Located in the charming coastal town of La Jolla California is the Salk Institute for Biological Studies. An architectural landmark completed in 1965 by Louis I. Khan, draws visitors from all over the world and today I took a much needed break and decided to fill my head with inspiration. Daily tours commence at noon and I highly recommend joining one.The weaving of space and lines marries the architecture formed from the past to display a modern future. Constructed of travertine and concrete a first time visitor might find it quite imposing or sterile, yet if you spend the time to look around you will embrace the designer’s vision of simplicity as perfection.

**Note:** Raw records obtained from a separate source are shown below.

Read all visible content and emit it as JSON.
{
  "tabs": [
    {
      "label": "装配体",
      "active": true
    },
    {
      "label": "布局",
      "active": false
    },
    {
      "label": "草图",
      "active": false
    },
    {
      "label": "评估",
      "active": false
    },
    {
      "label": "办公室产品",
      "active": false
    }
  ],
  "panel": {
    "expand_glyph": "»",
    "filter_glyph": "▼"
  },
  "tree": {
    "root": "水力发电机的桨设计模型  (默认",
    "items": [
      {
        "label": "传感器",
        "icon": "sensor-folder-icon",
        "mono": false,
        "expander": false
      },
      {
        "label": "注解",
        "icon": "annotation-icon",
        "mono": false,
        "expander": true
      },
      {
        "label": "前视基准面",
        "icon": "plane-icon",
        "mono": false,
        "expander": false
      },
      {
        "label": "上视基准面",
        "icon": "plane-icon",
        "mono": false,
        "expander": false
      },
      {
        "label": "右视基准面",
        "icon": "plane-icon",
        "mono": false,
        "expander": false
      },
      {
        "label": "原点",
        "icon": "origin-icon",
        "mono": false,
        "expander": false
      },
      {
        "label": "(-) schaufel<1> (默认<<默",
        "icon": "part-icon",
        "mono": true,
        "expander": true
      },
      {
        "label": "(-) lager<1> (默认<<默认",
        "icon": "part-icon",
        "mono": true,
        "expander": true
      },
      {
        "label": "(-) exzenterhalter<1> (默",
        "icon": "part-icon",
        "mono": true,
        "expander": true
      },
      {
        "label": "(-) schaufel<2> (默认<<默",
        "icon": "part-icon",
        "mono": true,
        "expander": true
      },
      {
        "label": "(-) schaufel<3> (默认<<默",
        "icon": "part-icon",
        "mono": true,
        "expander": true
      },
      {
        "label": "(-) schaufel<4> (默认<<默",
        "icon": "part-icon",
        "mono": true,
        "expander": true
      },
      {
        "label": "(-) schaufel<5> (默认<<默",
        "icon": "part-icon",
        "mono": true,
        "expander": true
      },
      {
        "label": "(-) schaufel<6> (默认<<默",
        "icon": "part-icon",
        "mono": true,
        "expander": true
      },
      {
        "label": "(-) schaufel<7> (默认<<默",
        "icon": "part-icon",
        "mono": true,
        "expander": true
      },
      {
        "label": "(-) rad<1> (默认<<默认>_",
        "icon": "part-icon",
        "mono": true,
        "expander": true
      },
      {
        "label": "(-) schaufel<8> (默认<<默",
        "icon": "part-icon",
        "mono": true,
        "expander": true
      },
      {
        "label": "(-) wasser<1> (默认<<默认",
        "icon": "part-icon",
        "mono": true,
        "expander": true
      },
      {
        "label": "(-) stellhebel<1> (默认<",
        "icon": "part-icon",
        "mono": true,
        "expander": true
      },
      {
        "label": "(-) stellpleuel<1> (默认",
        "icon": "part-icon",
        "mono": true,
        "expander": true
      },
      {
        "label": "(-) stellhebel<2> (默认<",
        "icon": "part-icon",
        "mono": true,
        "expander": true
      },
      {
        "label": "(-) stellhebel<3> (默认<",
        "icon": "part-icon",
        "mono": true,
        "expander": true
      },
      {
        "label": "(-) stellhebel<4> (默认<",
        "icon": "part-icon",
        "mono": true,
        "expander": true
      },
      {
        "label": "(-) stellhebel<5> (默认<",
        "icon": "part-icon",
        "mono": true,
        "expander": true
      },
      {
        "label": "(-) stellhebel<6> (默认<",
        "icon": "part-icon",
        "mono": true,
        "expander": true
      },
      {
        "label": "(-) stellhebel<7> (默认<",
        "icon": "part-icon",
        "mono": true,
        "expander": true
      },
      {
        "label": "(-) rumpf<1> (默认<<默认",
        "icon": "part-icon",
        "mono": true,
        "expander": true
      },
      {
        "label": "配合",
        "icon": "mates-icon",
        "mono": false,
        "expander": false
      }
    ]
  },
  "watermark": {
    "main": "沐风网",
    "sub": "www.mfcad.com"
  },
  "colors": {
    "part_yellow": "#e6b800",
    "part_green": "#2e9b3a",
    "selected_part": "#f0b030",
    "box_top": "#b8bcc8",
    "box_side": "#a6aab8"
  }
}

North and the south of the campus there are two main buildings which house active laboratories. In the center of campus there are two more buildings, one of which contains a marvelous Chihuly chandelier and the other a grandiose stair case not to be missed.

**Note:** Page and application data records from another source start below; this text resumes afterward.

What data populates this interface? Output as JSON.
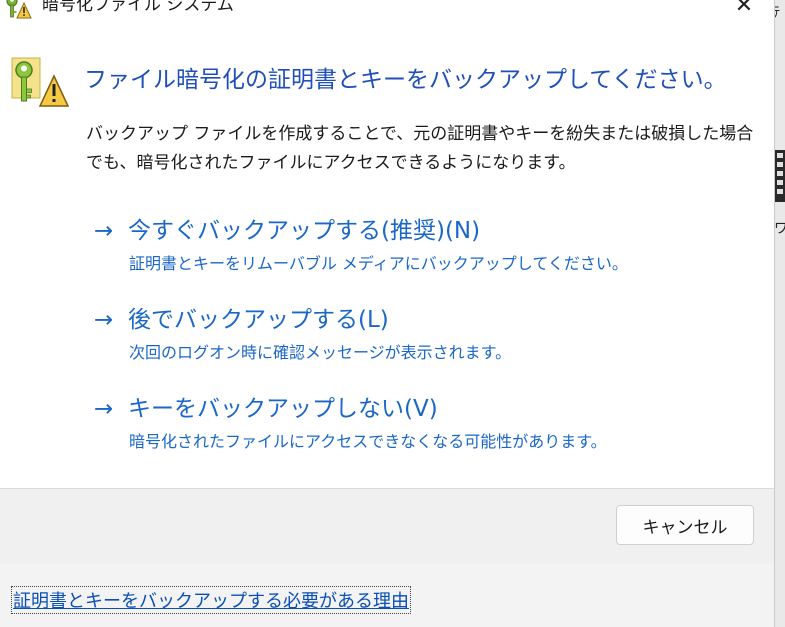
{
  "window": {
    "title": "暗号化ファイル システム",
    "close_label": "✕"
  },
  "dialog": {
    "heading": "ファイル暗号化の証明書とキーをバックアップしてください。",
    "description": "バックアップ ファイルを作成することで、元の証明書やキーを紛失または破損した場合でも、暗号化されたファイルにアクセスできるようになります。",
    "options": [
      {
        "arrow": "→",
        "title": "今すぐバックアップする(推奨)(N)",
        "subtitle": "証明書とキーをリムーバブル メディアにバックアップしてください。"
      },
      {
        "arrow": "→",
        "title": "後でバックアップする(L)",
        "subtitle": "次回のログオン時に確認メッセージが表示されます。"
      },
      {
        "arrow": "→",
        "title": "キーをバックアップしない(V)",
        "subtitle": "暗号化されたファイルにアクセスできなくなる可能性があります。"
      }
    ],
    "cancel_label": "キャンセル",
    "help_link": "証明書とキーをバックアップする必要がある理由"
  },
  "background": {
    "fragment_top": "ﾃ",
    "fragment_mid": "ワ"
  },
  "colors": {
    "heading": "#1f4fb8",
    "link": "#1a67c7",
    "footer": "#f0f0f0"
  },
  "icons": {
    "title": "key-warning-icon",
    "main": "key-warning-icon",
    "close": "close-icon"
  }
}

The large open courtyard in the middle is regularly featured in international publications for its architectural lines and intentional lack of plant life. The only piece of nature within the institute is actual the view outside. A commanding and lovely view from every vantage point is the Pacific Ocean.
Taking all this in at once is like the moment after meditation when your head is clear and you can see straight.
To give you a little back story on this landmark is Jonas Salk, who was in a highpoint of his scientific career having just discovered a vaccine for Polio with Kahn in 1959. The two men had an instant connection and discussed creating an institute that would fuse art and science. Kahn, under the direction of Salk, created a building that was a synthesis of concrete and travertine which gave the look a temple-like quality.
Marveling at the structure of the institute, the look is one of ancient meets modern, this is achieved through the use of travertine rock making a viewer think of ancient temples, and and pairing it with simple lines and a minimalist decor. I’m reminded of the inspiration for the Getty with a roman temple feel or that of the mythical green gardens of Hesperides. Like Salk, creating groundbreaking vaccines, this building is a homage to the ancient physicians, like Galen, the creator of many of the most modern marvels of medicine in ancient times walking amongst the hallways. Science is just as important here as the arts. Knowing that many of the most groundbreaking discoveries are happening in this location and that even after Salk’s passing, his legacy has been carried on makes this building the perfect fusion of art and medicine. If you are at all interested, they have a Science and Music series running throughout the year where they pair a marvelous musician with a 20 minute break for a scientist to speak upon the research happening inside the institute, it sounds absolutely brilliant.